• [INPUT]
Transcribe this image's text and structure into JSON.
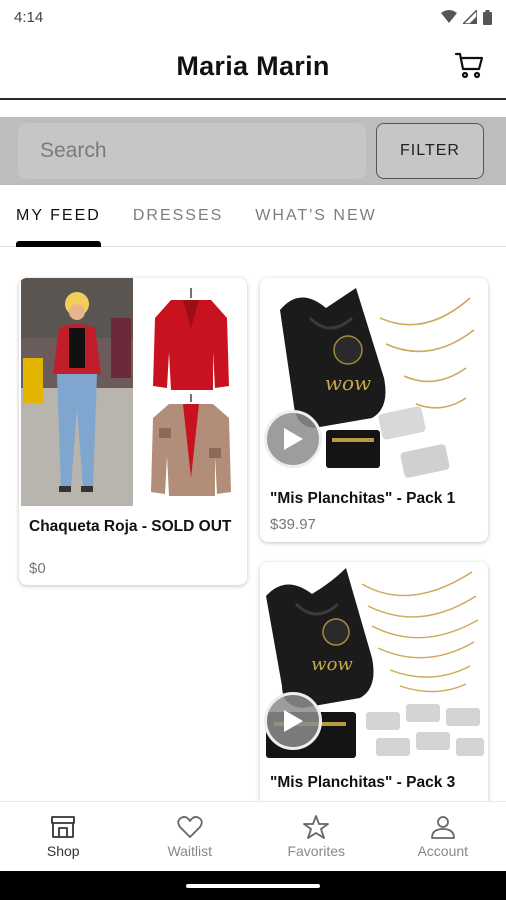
{
  "status_bar": {
    "time": "4:14"
  },
  "header": {
    "title": "Maria Marin"
  },
  "search": {
    "placeholder": "Search",
    "filter_label": "FILTER"
  },
  "tabs": [
    {
      "label": "MY FEED",
      "active": true
    },
    {
      "label": "DRESSES",
      "active": false
    },
    {
      "label": "WHAT'S NEW",
      "active": false
    }
  ],
  "products": [
    {
      "title": "Chaqueta Roja  - SOLD OUT",
      "price": "$0",
      "has_video": false
    },
    {
      "title": "\"Mis Planchitas\" - Pack 1",
      "price": "$39.97",
      "has_video": true
    },
    {
      "title": "\"Mis Planchitas\" - Pack 3",
      "price": "",
      "has_video": true
    }
  ],
  "bottom_nav": [
    {
      "label": "Shop",
      "icon": "store-icon",
      "active": true
    },
    {
      "label": "Waitlist",
      "icon": "heart-icon",
      "active": false
    },
    {
      "label": "Favorites",
      "icon": "star-icon",
      "active": false
    },
    {
      "label": "Account",
      "icon": "person-icon",
      "active": false
    }
  ],
  "colors": {
    "accent": "#000000",
    "search_bg": "#bdbdbd",
    "inactive_text": "#888888"
  }
}
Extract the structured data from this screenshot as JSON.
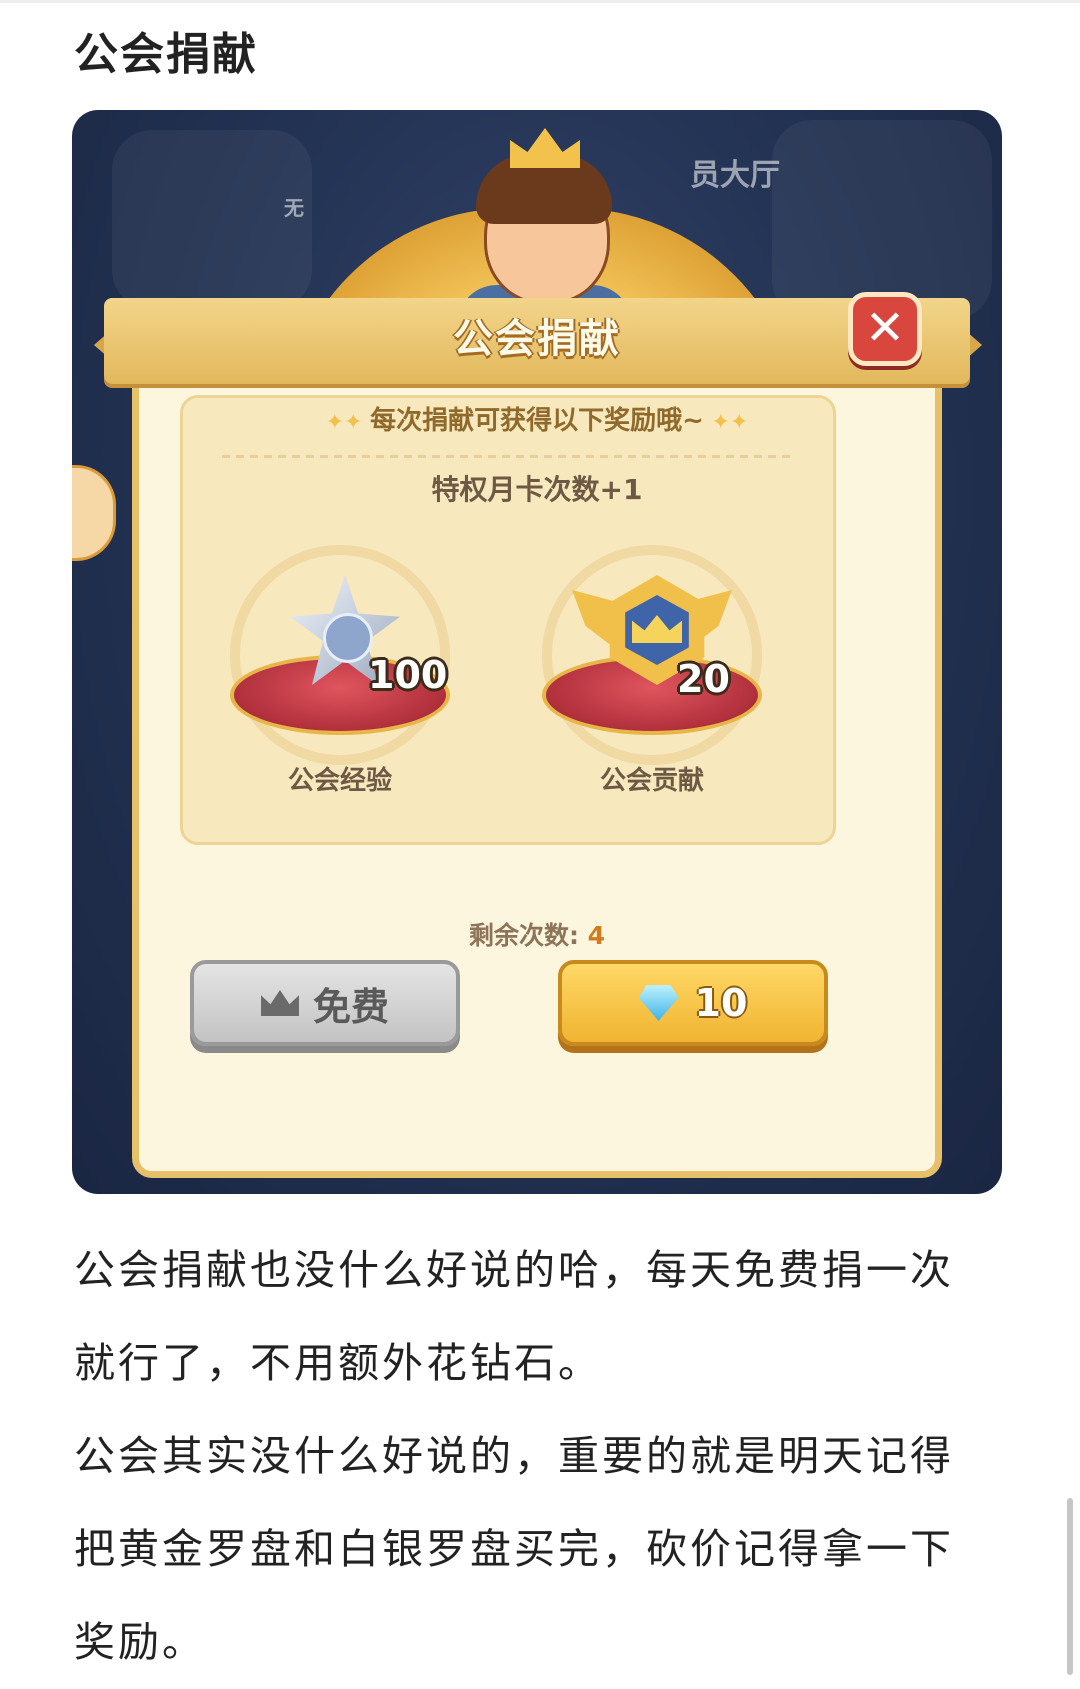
{
  "article": {
    "section_title": "公会捐献",
    "paragraph_1": "公会捐献也没什么好说的哈，每天免费捐一次就行了，不用额外花钻石。",
    "paragraph_2": "公会其实没什么好说的，重要的就是明天记得把黄金罗盘和白银罗盘买完，砍价记得拿一下奖励。"
  },
  "game": {
    "background_labels": {
      "left": "无",
      "right": "员大厅"
    },
    "dialog": {
      "title": "公会捐献",
      "close_icon": "close-x-icon",
      "reward_heading": "每次捐献可获得以下奖励哦~",
      "privilege_text": "特权月卡次数+1",
      "rewards": [
        {
          "icon": "guild-exp-star-icon",
          "quantity": "100",
          "label": "公会经验"
        },
        {
          "icon": "guild-contribution-badge-icon",
          "quantity": "20",
          "label": "公会贡献"
        }
      ],
      "remaining_label": "剩余次数:",
      "remaining_count": "4",
      "buttons": {
        "free": {
          "icon": "crown-icon",
          "label": "免费"
        },
        "diamond": {
          "icon": "diamond-icon",
          "label": "10"
        }
      }
    }
  },
  "colors": {
    "panel_bg": "#fdf6df",
    "ribbon_gold": "#e2b85c",
    "close_red": "#d9463e",
    "remaining_orange": "#d27a1e",
    "game_bg": "#243455"
  }
}
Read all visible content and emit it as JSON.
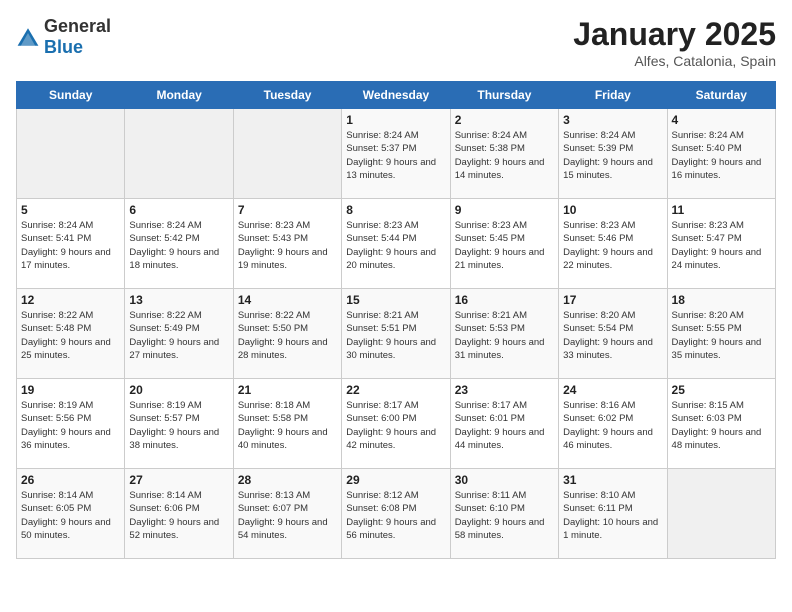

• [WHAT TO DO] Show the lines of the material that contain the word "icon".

• [ANSWER SECTION]
      "icon": "store-icon",
      "icon": "heart-icon",
      "icon": "star-icon",
      "icon": "person-icon",
      "close_icon": "close-x-icon",
          "icon": "guild-exp-star-icon",
          "icon": "guild-contribution-badge-icon",
          "icon": "crown-icon",
          "icon": "diamond-icon",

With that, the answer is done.